The Federal Circuit issued an important en banc ruling in August expanding what can constitute direct infringement of a method claim when one actor does not perform all of the elements of the claim at issue.
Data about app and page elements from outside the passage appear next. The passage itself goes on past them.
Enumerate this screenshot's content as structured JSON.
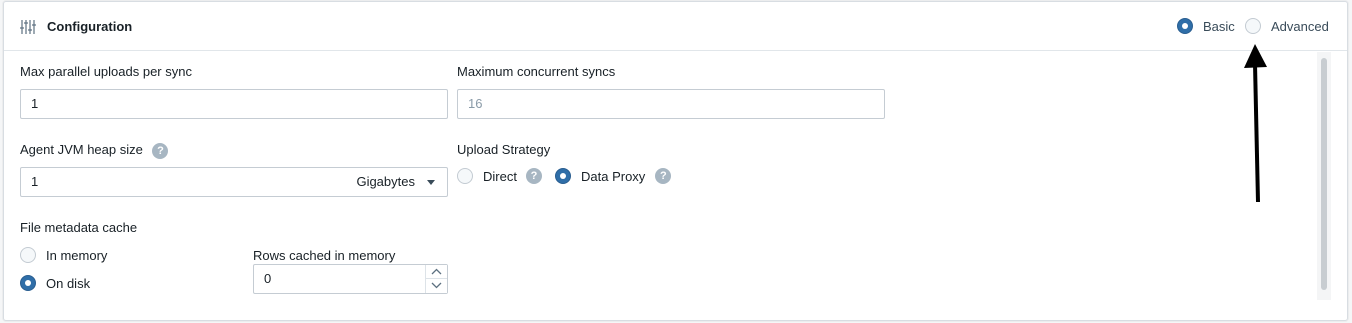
{
  "header": {
    "title": "Configuration",
    "icon": "sliders-icon",
    "mode_options": [
      {
        "label": "Basic",
        "selected": true
      },
      {
        "label": "Advanced",
        "selected": false
      }
    ]
  },
  "fields": {
    "max_parallel_uploads": {
      "label": "Max parallel uploads per sync",
      "value": "1"
    },
    "max_concurrent_syncs": {
      "label": "Maximum concurrent syncs",
      "placeholder": "16"
    },
    "jvm_heap": {
      "label": "Agent JVM heap size",
      "help_icon": "help-icon",
      "value": "1",
      "unit": "Gigabytes"
    },
    "upload_strategy": {
      "label": "Upload Strategy",
      "options": [
        {
          "label": "Direct",
          "selected": false
        },
        {
          "label": "Data Proxy",
          "selected": true
        }
      ]
    },
    "file_metadata_cache": {
      "label": "File metadata cache",
      "options": [
        {
          "label": "In memory",
          "selected": false
        },
        {
          "label": "On disk",
          "selected": true
        }
      ]
    },
    "rows_cached": {
      "label": "Rows cached in memory",
      "value": "0"
    }
  },
  "colors": {
    "accent": "#2f6ea8",
    "border": "#c5ccd3",
    "help": "#a7b6c2"
  }
}
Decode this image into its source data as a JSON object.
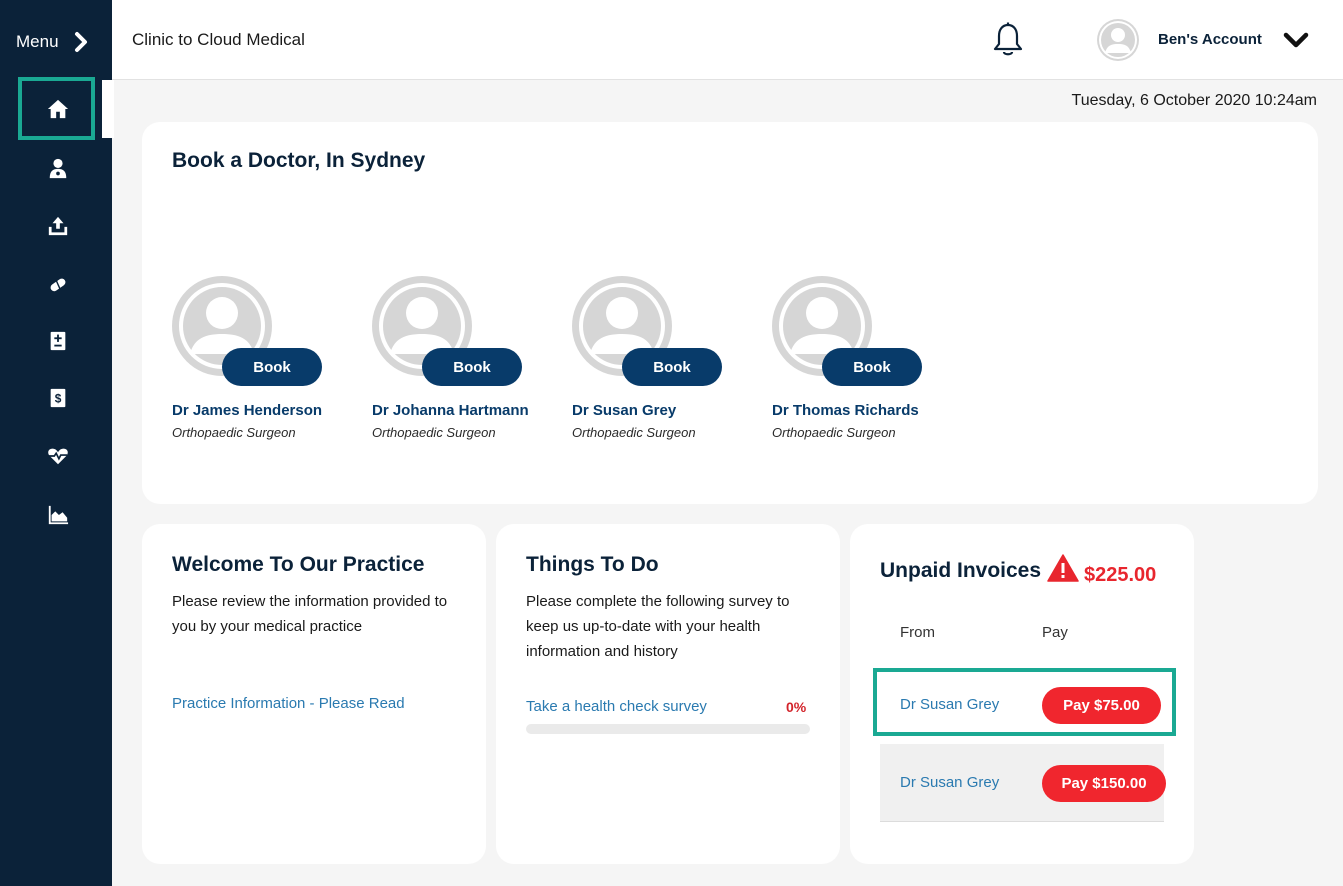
{
  "sidebar": {
    "menu_label": "Menu",
    "items": [
      {
        "icon": "home-icon",
        "active": true
      },
      {
        "icon": "doctor-icon"
      },
      {
        "icon": "upload-icon"
      },
      {
        "icon": "pills-icon"
      },
      {
        "icon": "medical-record-icon"
      },
      {
        "icon": "invoice-dollar-icon"
      },
      {
        "icon": "heartbeat-icon"
      },
      {
        "icon": "area-chart-icon"
      }
    ]
  },
  "header": {
    "app_title": "Clinic to Cloud Medical",
    "account_name": "Ben's Account"
  },
  "datetime": "Tuesday, 6 October 2020 10:24am",
  "book_doctor": {
    "title": "Book a Doctor, In Sydney",
    "doctors": [
      {
        "name": "Dr James Henderson",
        "specialty": "Orthopaedic Surgeon",
        "button": "Book"
      },
      {
        "name": "Dr Johanna Hartmann",
        "specialty": "Orthopaedic Surgeon",
        "button": "Book"
      },
      {
        "name": "Dr Susan Grey",
        "specialty": "Orthopaedic Surgeon",
        "button": "Book"
      },
      {
        "name": "Dr Thomas Richards",
        "specialty": "Orthopaedic Surgeon",
        "button": "Book"
      }
    ]
  },
  "welcome": {
    "title": "Welcome To Our Practice",
    "body": "Please review the information provided to you by your medical practice",
    "link": "Practice Information - Please Read"
  },
  "todo": {
    "title": "Things To Do",
    "body": "Please complete the following survey to keep us up-to-date with your health information and history",
    "task_link": "Take a health check survey",
    "progress_label": "0%",
    "progress_value": 0
  },
  "invoices": {
    "title": "Unpaid Invoices",
    "total": "$225.00",
    "col_from": "From",
    "col_pay": "Pay",
    "rows": [
      {
        "from": "Dr Susan Grey",
        "pay": "Pay $75.00"
      },
      {
        "from": "Dr Susan Grey",
        "pay": "Pay $150.00"
      }
    ]
  },
  "colors": {
    "sidebar_bg": "#0b2239",
    "highlight": "#1aa993",
    "book_button": "#083b6a",
    "pay_button": "#f0262e",
    "alert": "#e8262e",
    "link": "#2a7ab0"
  }
}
See Akamai Technologies, Inc. v. Limelight Networks, Inc., 797 F.3d 1020 (Fed. Cir. Aug. 13, 2015) (“Akamai II”). This concept is referred to as “divided infringement” or “joint infringement.” Previously, if a single actor did not perform all of the steps of the claim, that actor could only be liable for direct infringement if the accused infringer was found to be the “mastermind,” exercising direction and control over the other entities such that the actions could be attributed to it. See Akamai Technologies, Inc. v. Limelight Networks, Inc., 786 F.3d 899, 904 (Fed. Cir. May 13, 2015) (“Akamai I”). “Direction or control” for such a finding was very narrow and the Federal Circuit had stated that this would be satisfied in instances where the “law would traditionally hold the accused direct infringer vicariously liable for the acts committed by another party . . . [and] may occur in a principal-agent relationship, a contractual relationship, or in circumstances in which parties work together in a joint enterprise functioning as a form of mutual agency.” Id. at 904-905. This previous standard essentially excluded from infringement any instance where a customer performed any of the steps of a claim in a method patent.
The Supreme Court recognized the narrow scope the Federal Circuit had circumscribed for direct infringement and invited the Federal Circuit to revisit this standard. See Limelight Networks, Inc. v. Akamai Techs., Inc., 134 S. Ct. 2111, 2120 (2014) (“Our decision on the § 271(b) question necessitates a remand to the Federal Circuit, and on remand, the Federal Circuit will have the opportunity to revisit the § 271(a) question if it so chooses.”). The Federal Circuit took the Continue reading